_TRY IT_
Every record that follows should be printed verbatim.

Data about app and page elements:
# # # #

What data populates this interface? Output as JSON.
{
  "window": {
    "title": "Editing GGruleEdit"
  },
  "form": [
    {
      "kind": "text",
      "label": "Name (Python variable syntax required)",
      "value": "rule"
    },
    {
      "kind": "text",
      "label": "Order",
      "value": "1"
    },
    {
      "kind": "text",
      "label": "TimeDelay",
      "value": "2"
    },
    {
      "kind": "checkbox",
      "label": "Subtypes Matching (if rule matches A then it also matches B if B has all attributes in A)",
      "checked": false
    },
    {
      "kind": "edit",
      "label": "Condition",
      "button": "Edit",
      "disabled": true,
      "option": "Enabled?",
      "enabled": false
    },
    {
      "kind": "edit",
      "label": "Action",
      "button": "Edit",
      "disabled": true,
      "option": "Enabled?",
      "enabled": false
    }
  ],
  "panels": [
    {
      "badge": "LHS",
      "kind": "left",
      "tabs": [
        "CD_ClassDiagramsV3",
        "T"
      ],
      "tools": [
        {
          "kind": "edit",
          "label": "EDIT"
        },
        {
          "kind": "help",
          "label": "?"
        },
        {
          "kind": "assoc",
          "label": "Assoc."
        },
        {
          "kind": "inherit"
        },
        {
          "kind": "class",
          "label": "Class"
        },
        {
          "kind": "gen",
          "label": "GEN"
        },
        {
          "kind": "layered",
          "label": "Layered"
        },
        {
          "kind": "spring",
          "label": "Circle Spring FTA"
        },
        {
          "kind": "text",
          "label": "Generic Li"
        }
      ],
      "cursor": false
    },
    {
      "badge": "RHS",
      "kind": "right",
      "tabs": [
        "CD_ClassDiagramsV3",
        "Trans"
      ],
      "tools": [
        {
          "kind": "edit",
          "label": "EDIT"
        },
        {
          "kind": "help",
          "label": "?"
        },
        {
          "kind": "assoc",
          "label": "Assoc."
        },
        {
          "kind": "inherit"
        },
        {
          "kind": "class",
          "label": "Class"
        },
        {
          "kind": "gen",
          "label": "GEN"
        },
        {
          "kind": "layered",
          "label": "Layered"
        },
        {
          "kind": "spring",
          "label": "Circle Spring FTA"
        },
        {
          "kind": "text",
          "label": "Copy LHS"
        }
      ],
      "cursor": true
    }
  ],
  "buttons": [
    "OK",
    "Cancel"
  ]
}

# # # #

_ANSWER TO THIS EXERCISE_
What data populates this interface? Output as JSON.
{
  "window": {
    "title": "Editing GGruleEdit"
  },
  "form": [
    {
      "kind": "text",
      "label": "Name (Python variable syntax required)",
      "value": "rule"
    },
    {
      "kind": "text",
      "label": "Order",
      "value": "1"
    },
    {
      "kind": "text",
      "label": "TimeDelay",
      "value": "2"
    },
    {
      "kind": "checkbox",
      "label": "Subtypes Matching (if rule matches A then it also matches B if B has all attributes in A)",
      "checked": false
    },
    {
      "kind": "edit",
      "label": "Condition",
      "button": "Edit",
      "disabled": true,
      "option": "Enabled?",
      "enabled": false
    },
    {
      "kind": "edit",
      "label": "Action",
      "button": "Edit",
      "disabled": true,
      "option": "Enabled?",
      "enabled": false
    }
  ],
  "panels": [
    {
      "badge": "LHS",
      "kind": "left",
      "tabs": [
        "CD_ClassDiagramsV3",
        "T"
      ],
      "tools": [
        {
          "kind": "edit",
          "label": "EDIT"
        },
        {
          "kind": "help",
          "label": "?"
        },
        {
          "kind": "assoc",
          "label": "Assoc."
        },
        {
          "kind": "inherit"
        },
        {
          "kind": "class",
          "label": "Class"
        },
        {
          "kind": "gen",
          "label": "GEN"
        },
        {
          "kind": "layered",
          "label": "Layered"
        },
        {
          "kind": "spring",
          "label": "Circle Spring FTA"
        },
        {
          "kind": "text",
          "label": "Generic Li"
        }
      ],
      "cursor": false
    },
    {
      "badge": "RHS",
      "kind": "right",
      "tabs": [
        "CD_ClassDiagramsV3",
        "Trans"
      ],
      "tools": [
        {
          "kind": "edit",
          "label": "EDIT"
        },
        {
          "kind": "help",
          "label": "?"
        },
        {
          "kind": "assoc",
          "label": "Assoc."
        },
        {
          "kind": "inherit"
        },
        {
          "kind": "class",
          "label": "Class"
        },
        {
          "kind": "gen",
          "label": "GEN"
        },
        {
          "kind": "layered",
          "label": "Layered"
        },
        {
          "kind": "spring",
          "label": "Circle Spring FTA"
        },
        {
          "kind": "text",
          "label": "Copy LHS"
        }
      ],
      "cursor": true
    }
  ],
  "buttons": [
    "OK",
    "Cancel"
  ]
}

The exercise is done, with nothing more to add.